Phylogeny and the evolution of nesting behaviour in the tribe Ageniellini (Insecta: Hymenoptera: Pompilidae)

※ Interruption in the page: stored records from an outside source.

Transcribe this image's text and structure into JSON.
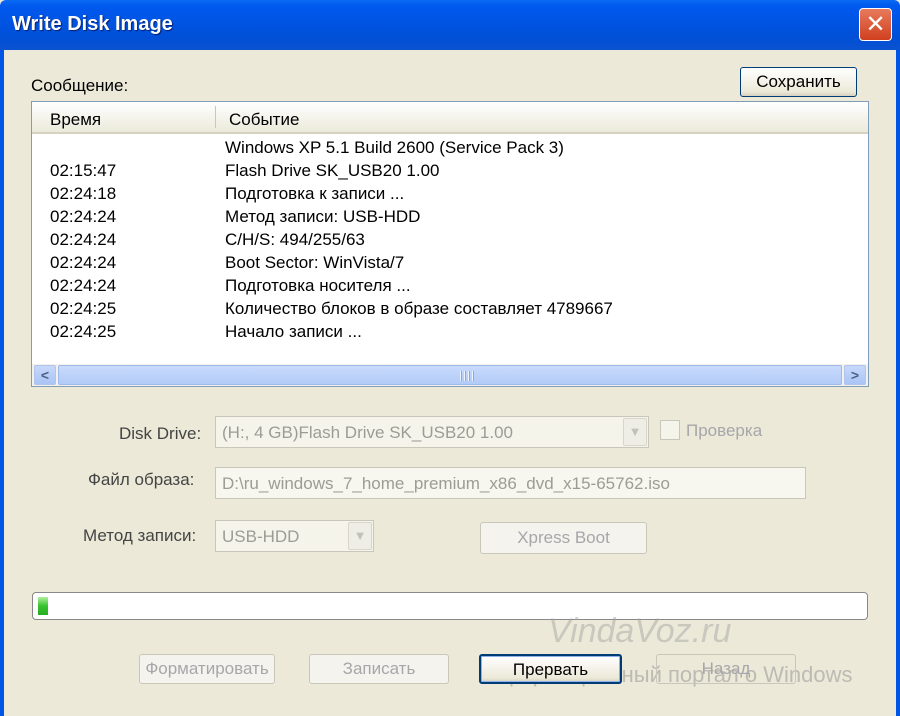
{
  "window": {
    "title": "Write Disk Image",
    "close_symbol": "✕"
  },
  "message": {
    "label": "Сообщение:",
    "save_button": "Сохранить"
  },
  "log": {
    "columns": [
      "Время",
      "Событие"
    ],
    "rows": [
      {
        "time": "",
        "event": "Windows XP 5.1 Build 2600 (Service Pack 3)"
      },
      {
        "time": "02:15:47",
        "event": "Flash   Drive SK_USB20  1.00"
      },
      {
        "time": "02:24:18",
        "event": "Подготовка к записи ..."
      },
      {
        "time": "02:24:24",
        "event": "Метод записи: USB-HDD"
      },
      {
        "time": "02:24:24",
        "event": "C/H/S: 494/255/63"
      },
      {
        "time": "02:24:24",
        "event": "Boot Sector: WinVista/7"
      },
      {
        "time": "02:24:24",
        "event": "Подготовка носителя ..."
      },
      {
        "time": "02:24:25",
        "event": "Количество блоков в образе составляет 4789667"
      },
      {
        "time": "02:24:25",
        "event": "Начало записи ..."
      }
    ],
    "scroll_left": "<",
    "scroll_right": ">"
  },
  "form": {
    "disk_drive_label": "Disk Drive:",
    "disk_drive_value": "(H:, 4 GB)Flash   Drive SK_USB20  1.00",
    "verify_label": "Проверка",
    "image_file_label": "Файл образа:",
    "image_file_value": "D:\\ru_windows_7_home_premium_x86_dvd_x15-65762.iso",
    "write_method_label": "Метод записи:",
    "write_method_value": "USB-HDD",
    "xpress_boot_button": "Xpress Boot"
  },
  "progress": {
    "value": 0.012,
    "color": "#37c22f"
  },
  "buttons": {
    "format": "Форматировать",
    "write": "Записать",
    "abort": "Прервать",
    "back": "Назад"
  },
  "watermark": {
    "line1": "VindaVoz.ru",
    "line2": "информационный портал о Windows"
  }
}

The Pompilidae (spider hunting wasps) show a marked diversity in their hunting and reproductive ecology, but difficulties in phylogenetic taxonomy have hindered the elucidation of their evolutionary processes. We present here a review of the hunting and reproductive ecology of the pepsine tribe Ageniellini (including the first prey record for Macromerella), and phylogenetic analyses of this group to reconstruct the evolution of nest-constructing behaviour. The maximum parsimony and Bayesian inference analyses are based on 45 adult morphological characters, coded for 41 exemplar species, including five out-group species, representing almost all the genera and subgenera in this tribe. Results supported the following eight clades uniting more than one genus: (1) Cyphononyx + Cryptocheilus + Ageniellini; (2) Ageniellini; (3) Auplopodina, containing Dimorphagenia, Auplopus, Machaerothrix, Phanagenia, Dichragenia, Paragenia, Macromerella, and Macromeris; (4) Phanagenia + Dichragenia + Auplopus artemis + Paragenia + Macromerella + Macromeris; (5) Auplopus artemis + Paragenia + Macromerella + Macromeris; (6) Paragenia + Macromerella + Macromeris; (7) Macromerella + Macromeris; and (8) Ageniella (Lissagenia) + Phanochilus. The monophyly of the genera Auplopus and Ageniella s.l. was not confirmed. The evolution of nesting behaviour was inferred, as burrowing in the soil without using water was ancestral in Ageniellini, and constructing nests by plastering mud obtained by softening soil with water was derived only once at the ancestor of the Auplopodina. The origin of cleptoparasitism was unclear. The origin of communal nesting is also discussed in relation to the evolution of nest-constructing behaviour. The following new combinations are proposed: Ageniella (Alasagenia) sartoriana (Cresson) comb. nov., Cyemagenia certator (Nurse) comb. nov., and Auplopus artemis (Bingham) comb. nov.

© 2010 The Linnean Society of London, Zoological Journal of the Linnean Society, 2010, 160, 88–117.